To treat a wound with an embedded object, take the following steps:

  1. Do not put pressure directly on the embedded object and do not attempt to remove the object. Simply apply pressure on both sides of the object.

  2. If possible, elevate the injury above heart level.

  3. Place gauze gently over the object and apply padding on either side of the embedded object.

  4. Check circulation, monitor vital signs, and treat for shock if necessary.

Even when blood is not visible, it is still possible for an individual to be suffering from internal bleeding. Signs of internal bleeding include:

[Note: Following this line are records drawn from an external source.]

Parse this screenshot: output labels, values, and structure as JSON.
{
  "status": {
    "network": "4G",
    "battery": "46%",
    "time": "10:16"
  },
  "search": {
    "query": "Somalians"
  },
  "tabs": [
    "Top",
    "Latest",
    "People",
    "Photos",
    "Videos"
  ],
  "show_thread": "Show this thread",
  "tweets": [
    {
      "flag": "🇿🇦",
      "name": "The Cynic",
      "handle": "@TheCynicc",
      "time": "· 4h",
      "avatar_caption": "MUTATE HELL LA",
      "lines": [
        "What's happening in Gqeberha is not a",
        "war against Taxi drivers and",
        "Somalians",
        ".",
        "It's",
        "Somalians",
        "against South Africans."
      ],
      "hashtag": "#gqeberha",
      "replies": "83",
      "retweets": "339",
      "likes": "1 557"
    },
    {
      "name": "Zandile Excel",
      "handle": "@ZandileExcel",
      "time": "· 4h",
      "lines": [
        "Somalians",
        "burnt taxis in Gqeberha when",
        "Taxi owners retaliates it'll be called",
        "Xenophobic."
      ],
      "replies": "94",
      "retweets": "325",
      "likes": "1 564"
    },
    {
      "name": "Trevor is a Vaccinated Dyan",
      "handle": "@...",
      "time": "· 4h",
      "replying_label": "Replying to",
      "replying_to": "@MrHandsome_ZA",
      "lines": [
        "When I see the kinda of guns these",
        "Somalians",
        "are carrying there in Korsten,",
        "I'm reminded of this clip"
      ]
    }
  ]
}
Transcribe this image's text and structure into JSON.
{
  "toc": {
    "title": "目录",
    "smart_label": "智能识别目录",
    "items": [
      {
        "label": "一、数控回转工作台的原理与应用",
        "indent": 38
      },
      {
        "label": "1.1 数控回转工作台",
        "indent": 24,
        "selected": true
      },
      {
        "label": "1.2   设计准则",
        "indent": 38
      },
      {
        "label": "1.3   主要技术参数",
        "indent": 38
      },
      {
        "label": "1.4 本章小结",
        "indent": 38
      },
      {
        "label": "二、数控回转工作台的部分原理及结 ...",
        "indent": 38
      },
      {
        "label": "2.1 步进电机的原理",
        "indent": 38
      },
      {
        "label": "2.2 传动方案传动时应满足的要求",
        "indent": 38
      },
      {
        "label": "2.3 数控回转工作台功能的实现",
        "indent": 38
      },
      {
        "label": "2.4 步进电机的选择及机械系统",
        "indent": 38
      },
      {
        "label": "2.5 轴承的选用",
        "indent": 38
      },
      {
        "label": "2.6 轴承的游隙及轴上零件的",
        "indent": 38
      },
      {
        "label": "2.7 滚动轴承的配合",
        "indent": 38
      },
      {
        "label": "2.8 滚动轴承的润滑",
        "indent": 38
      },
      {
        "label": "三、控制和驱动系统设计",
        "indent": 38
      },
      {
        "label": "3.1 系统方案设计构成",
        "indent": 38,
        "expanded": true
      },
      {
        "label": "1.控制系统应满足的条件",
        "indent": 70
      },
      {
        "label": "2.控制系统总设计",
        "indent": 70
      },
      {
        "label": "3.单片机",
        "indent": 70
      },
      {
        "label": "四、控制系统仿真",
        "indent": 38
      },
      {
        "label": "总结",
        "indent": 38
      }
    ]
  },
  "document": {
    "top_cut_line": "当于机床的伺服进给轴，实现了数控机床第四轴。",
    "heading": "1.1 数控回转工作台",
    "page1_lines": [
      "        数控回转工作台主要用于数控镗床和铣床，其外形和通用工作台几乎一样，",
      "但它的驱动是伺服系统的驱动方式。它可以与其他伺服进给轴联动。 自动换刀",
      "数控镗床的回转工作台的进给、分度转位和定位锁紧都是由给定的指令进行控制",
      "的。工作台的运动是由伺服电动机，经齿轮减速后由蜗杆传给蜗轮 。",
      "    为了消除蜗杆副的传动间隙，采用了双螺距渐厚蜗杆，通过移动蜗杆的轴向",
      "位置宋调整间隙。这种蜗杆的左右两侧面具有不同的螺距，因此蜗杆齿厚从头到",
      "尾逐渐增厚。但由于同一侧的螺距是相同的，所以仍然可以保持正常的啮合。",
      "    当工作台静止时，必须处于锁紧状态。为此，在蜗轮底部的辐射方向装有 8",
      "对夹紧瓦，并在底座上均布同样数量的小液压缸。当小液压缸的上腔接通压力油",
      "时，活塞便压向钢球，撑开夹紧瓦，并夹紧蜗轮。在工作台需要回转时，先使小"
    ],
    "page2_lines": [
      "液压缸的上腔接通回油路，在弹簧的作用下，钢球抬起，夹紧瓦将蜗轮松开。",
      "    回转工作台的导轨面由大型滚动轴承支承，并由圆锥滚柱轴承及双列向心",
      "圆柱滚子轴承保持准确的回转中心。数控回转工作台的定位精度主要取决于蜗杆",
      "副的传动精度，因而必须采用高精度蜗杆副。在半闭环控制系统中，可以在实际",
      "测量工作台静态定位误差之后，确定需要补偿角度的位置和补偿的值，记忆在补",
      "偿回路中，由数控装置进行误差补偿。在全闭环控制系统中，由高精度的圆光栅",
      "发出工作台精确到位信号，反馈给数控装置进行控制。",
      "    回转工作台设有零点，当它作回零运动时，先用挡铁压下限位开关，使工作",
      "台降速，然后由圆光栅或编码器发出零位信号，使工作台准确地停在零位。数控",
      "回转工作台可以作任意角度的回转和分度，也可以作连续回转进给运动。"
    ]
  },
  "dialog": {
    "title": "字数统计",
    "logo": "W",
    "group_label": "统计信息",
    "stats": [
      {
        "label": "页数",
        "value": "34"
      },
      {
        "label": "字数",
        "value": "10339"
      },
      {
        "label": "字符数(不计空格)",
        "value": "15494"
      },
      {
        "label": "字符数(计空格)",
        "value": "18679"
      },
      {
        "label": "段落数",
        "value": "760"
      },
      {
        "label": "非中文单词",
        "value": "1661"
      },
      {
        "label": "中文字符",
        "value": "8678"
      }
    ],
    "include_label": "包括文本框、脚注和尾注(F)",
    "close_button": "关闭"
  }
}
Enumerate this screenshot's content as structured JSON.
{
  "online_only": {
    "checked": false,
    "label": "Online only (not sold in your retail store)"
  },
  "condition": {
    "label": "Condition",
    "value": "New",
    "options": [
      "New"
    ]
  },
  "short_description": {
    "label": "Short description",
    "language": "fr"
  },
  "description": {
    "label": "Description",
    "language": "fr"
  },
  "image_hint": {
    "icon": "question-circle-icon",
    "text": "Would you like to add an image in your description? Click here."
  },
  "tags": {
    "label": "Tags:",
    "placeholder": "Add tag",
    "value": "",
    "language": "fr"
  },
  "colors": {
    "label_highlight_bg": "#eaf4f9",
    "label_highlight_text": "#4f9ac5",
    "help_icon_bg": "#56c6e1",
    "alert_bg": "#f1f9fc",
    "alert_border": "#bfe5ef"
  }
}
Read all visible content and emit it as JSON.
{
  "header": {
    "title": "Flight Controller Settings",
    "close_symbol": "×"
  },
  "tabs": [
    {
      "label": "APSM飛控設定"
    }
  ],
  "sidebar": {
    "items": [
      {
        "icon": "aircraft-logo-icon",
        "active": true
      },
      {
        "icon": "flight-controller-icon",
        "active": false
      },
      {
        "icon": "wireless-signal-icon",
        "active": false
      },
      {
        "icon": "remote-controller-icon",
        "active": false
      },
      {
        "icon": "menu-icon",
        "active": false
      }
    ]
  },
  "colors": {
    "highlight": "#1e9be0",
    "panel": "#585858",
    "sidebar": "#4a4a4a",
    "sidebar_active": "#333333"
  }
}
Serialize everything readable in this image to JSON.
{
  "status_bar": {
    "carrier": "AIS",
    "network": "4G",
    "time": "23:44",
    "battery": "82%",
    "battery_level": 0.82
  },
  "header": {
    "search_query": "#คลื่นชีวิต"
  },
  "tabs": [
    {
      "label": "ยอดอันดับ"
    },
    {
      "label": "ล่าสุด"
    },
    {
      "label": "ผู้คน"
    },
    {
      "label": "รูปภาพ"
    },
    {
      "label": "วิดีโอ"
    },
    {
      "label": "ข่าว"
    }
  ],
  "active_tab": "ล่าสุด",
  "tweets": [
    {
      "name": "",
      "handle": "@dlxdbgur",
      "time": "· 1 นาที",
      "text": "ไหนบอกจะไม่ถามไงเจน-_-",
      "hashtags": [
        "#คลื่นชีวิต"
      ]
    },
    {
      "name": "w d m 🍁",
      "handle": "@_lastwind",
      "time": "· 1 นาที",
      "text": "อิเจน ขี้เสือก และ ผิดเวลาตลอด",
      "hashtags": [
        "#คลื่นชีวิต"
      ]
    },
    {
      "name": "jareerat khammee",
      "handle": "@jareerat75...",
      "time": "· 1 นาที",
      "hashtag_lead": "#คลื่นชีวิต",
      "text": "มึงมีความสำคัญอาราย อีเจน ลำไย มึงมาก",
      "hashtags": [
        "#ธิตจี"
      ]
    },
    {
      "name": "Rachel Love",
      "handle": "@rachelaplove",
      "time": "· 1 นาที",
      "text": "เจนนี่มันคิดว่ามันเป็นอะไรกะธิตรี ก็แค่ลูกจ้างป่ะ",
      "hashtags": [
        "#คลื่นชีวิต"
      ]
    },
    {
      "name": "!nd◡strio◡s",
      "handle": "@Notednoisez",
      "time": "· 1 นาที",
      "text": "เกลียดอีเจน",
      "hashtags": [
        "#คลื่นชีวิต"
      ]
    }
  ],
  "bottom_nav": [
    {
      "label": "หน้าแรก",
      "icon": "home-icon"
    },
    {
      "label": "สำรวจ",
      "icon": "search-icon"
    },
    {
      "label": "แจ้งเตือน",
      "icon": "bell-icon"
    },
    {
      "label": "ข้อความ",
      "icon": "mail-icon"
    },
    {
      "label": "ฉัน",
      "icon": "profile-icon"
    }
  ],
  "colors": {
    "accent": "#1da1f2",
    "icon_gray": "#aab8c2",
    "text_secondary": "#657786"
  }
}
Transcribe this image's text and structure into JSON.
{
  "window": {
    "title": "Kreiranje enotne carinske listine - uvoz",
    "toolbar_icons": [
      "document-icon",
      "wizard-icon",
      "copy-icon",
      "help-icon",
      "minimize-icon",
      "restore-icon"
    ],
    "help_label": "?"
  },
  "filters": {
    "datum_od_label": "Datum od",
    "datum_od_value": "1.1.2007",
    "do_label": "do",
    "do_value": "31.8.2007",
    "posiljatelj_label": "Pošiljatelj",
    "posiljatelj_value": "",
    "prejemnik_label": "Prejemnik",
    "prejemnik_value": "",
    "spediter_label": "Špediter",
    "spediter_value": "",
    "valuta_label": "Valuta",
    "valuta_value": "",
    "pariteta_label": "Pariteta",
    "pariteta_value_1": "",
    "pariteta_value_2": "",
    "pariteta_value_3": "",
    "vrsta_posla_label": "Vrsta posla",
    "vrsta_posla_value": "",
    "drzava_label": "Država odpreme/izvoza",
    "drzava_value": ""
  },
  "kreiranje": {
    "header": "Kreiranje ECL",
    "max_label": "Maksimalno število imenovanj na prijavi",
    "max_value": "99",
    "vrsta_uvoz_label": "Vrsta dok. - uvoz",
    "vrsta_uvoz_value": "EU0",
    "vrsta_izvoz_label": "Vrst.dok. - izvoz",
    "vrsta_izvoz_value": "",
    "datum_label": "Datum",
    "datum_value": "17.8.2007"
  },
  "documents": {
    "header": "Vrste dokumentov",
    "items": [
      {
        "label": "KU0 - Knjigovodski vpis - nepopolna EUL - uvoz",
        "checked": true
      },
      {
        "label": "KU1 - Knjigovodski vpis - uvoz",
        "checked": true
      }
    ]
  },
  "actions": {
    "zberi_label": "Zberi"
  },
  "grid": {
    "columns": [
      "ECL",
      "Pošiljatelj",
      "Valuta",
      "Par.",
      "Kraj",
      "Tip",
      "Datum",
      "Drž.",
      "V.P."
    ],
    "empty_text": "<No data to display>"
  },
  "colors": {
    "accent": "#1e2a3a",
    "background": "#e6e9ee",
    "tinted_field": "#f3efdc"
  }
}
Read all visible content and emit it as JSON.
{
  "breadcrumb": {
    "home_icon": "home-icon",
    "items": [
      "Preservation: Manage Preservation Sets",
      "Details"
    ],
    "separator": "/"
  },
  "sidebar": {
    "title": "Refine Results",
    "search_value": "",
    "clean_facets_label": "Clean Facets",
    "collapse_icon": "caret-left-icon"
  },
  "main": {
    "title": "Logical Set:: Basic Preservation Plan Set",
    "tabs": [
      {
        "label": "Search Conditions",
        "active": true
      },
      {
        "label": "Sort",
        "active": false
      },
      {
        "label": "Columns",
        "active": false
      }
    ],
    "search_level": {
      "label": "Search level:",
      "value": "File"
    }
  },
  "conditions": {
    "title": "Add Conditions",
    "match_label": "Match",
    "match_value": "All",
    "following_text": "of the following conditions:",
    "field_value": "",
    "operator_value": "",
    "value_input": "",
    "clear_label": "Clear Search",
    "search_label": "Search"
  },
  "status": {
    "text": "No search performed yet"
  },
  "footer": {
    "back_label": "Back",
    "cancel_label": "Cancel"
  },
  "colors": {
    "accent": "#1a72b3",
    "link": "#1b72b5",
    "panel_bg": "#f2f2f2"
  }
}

  • Pale, clammy, or cold skin

  • Blue/gray colored skin

  • Thirst

  • Shallow, rapid breaths

  • Fast and weak pulse

  • Loss of consciousness

  • Confusion, agitation, or restlessness

  • Blood coming from body openings (vomiting blood, pooping blood, urinating blood, coughing up blood, etc.)

  • Patterned bruising

  • Pain (especially at injury site)

  • Swollen or tight abdomen

  • Nausea and vomiting

  • Headache or Dizziness

  • Mechanism of injury or recent illness consistent with internal bleeding (such as blunt force)

There is no first aid treatment for internal bleeding. However, if you suspect an individual is bleeding internally, take the following steps:

  1. Call immediately for emergency medical assistance.

  2. Have the individual lie down and elevate his or her legs above the heart.

  3. Cover the individual with a blanket to keep them warm. Don’t give anything to eat or drink.

  4. Monitor vital signs and level of consciousness. If they become unconscious, lay them on their side. If breathing and circulation ceases, begin CPR immediately. 

Resources

Austin, M., Crawford, R., & Armstrong, V. J. (2014). First aid manual. (G. M. Piazza, Ed.) (5th ed.). DK Publishing. https://kuiyem.ku.edu.tr/wp-content/uploads/2016/12/American-College-of-Emergency-Physicians-ACEP-First-Aid-Manual.pdf.

Better Health Channel. (n.d.). Bleeding. https://www.betterhealth.vic.gov.au/health/conditionsandtreatments/bleeding.  

Mayo Clinic Staff. (2020, October 10). Severe bleeding: First aid. Mayo Clinic. https://www.mayoclinic.org/first-aid/first-aid-severe-bleeding/basics/art-20056661.